Go through the material and pull out every line with the string "Gabriel" in it.

Start of Block

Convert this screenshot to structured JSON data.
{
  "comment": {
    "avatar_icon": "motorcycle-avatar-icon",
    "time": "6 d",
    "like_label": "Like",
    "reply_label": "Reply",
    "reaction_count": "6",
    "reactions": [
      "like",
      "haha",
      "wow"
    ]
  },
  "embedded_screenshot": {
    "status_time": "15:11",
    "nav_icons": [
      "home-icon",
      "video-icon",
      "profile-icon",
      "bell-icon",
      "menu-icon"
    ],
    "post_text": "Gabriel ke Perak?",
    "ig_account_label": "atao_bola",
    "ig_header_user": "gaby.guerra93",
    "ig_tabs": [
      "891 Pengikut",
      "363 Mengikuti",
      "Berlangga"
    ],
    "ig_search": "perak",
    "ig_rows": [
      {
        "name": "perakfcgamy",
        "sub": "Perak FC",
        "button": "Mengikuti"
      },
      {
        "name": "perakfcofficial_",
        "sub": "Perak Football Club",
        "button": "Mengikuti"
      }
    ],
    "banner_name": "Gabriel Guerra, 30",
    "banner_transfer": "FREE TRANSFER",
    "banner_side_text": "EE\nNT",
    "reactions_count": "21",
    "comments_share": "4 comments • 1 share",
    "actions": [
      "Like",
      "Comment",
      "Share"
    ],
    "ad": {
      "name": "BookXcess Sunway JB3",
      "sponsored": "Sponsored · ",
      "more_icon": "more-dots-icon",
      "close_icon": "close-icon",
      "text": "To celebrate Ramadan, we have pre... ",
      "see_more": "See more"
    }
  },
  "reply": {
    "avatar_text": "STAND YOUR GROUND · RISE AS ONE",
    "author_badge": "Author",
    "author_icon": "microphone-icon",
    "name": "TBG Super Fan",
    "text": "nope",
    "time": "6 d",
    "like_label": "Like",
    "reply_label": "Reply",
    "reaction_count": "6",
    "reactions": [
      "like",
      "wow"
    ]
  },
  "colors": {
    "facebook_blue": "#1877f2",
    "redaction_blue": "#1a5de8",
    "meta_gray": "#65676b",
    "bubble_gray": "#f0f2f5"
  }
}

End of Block

**SOLUTION**
    "post_text": "Gabriel ke Perak?",
    "banner_name": "Gabriel Guerra, 30",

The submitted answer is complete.